-- Opening Marker --
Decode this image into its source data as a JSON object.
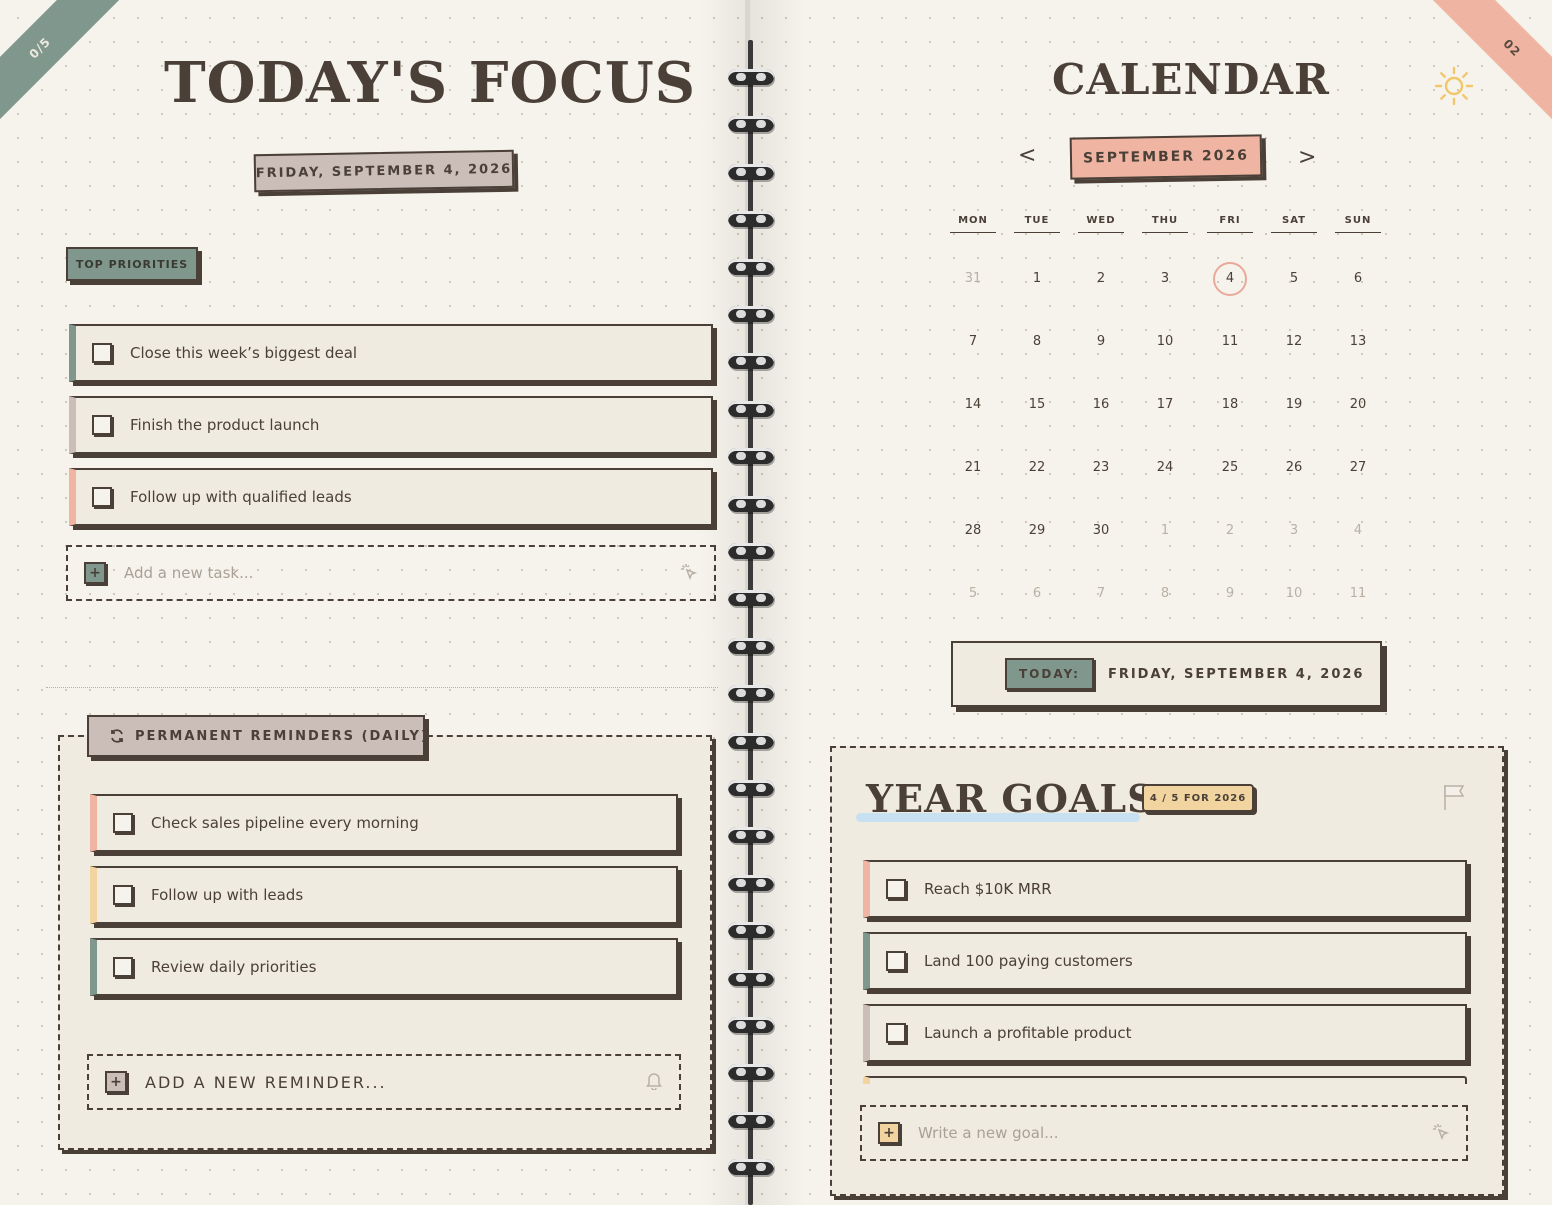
{
  "left_page": {
    "corner_label": "0/5",
    "title": "TODAY'S FOCUS",
    "date_label": "FRIDAY, SEPTEMBER 4, 2026",
    "priorities_tag": "TOP PRIORITIES",
    "priorities": [
      {
        "label": "Close this week’s biggest deal",
        "accent": "#7f978d"
      },
      {
        "label": "Finish the product launch",
        "accent": "#cbbdb8"
      },
      {
        "label": "Follow up with qualified leads",
        "accent": "#f0b5a2"
      }
    ],
    "add_task_placeholder": "Add a new task...",
    "add_task_icon": "sparkle-cursor-icon",
    "reminders": {
      "header": "PERMANENT REMINDERS (DAILY)",
      "header_icon": "refresh-icon",
      "items": [
        {
          "label": "Check sales pipeline every morning",
          "accent": "#f0b5a2"
        },
        {
          "label": "Follow up with leads",
          "accent": "#f2d4a0"
        },
        {
          "label": "Review daily priorities",
          "accent": "#7f978d"
        }
      ],
      "add_placeholder": "ADD A NEW REMINDER...",
      "add_icon": "bell-icon"
    }
  },
  "right_page": {
    "corner_label": "02",
    "title": "CALENDAR",
    "theme_icon": "sun-icon",
    "calendar": {
      "prev": "<",
      "next": ">",
      "month_label": "SEPTEMBER 2026",
      "weekdays": [
        "MON",
        "TUE",
        "WED",
        "THU",
        "FRI",
        "SAT",
        "SUN"
      ],
      "weeks": [
        [
          {
            "d": "31",
            "m": true
          },
          {
            "d": "1"
          },
          {
            "d": "2"
          },
          {
            "d": "3"
          },
          {
            "d": "4",
            "today": true
          },
          {
            "d": "5"
          },
          {
            "d": "6"
          }
        ],
        [
          {
            "d": "7"
          },
          {
            "d": "8"
          },
          {
            "d": "9"
          },
          {
            "d": "10"
          },
          {
            "d": "11"
          },
          {
            "d": "12"
          },
          {
            "d": "13"
          }
        ],
        [
          {
            "d": "14"
          },
          {
            "d": "15"
          },
          {
            "d": "16"
          },
          {
            "d": "17"
          },
          {
            "d": "18"
          },
          {
            "d": "19"
          },
          {
            "d": "20"
          }
        ],
        [
          {
            "d": "21"
          },
          {
            "d": "22"
          },
          {
            "d": "23"
          },
          {
            "d": "24"
          },
          {
            "d": "25"
          },
          {
            "d": "26"
          },
          {
            "d": "27"
          }
        ],
        [
          {
            "d": "28"
          },
          {
            "d": "29"
          },
          {
            "d": "30"
          },
          {
            "d": "1",
            "m": true
          },
          {
            "d": "2",
            "m": true
          },
          {
            "d": "3",
            "m": true
          },
          {
            "d": "4",
            "m": true
          }
        ],
        [
          {
            "d": "5",
            "m": true
          },
          {
            "d": "6",
            "m": true
          },
          {
            "d": "7",
            "m": true
          },
          {
            "d": "8",
            "m": true
          },
          {
            "d": "9",
            "m": true
          },
          {
            "d": "10",
            "m": true
          },
          {
            "d": "11",
            "m": true
          }
        ]
      ]
    },
    "today_bar": {
      "tag": "TODAY:",
      "date": "FRIDAY, SEPTEMBER 4, 2026"
    },
    "goals": {
      "title": "YEAR GOALS",
      "badge": "4 / 5 FOR 2026",
      "flag_icon": "flag-icon",
      "items": [
        {
          "label": "Reach $10K MRR",
          "accent": "#f0b5a2"
        },
        {
          "label": "Land 100 paying customers",
          "accent": "#7f978d"
        },
        {
          "label": "Launch a profitable product",
          "accent": "#cbbdb8"
        }
      ],
      "add_placeholder": "Write a new goal...",
      "add_icon": "sparkle-cursor-icon"
    }
  },
  "colors": {
    "ink": "#4a4038",
    "paper": "#f6f3ec",
    "sage": "#7f978d",
    "peach": "#f0b5a2",
    "mauve": "#cbbdb8",
    "sand": "#f2d4a0",
    "sky": "#c7e0f2"
  }
}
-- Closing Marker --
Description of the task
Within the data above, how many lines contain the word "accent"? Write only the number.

Answer
9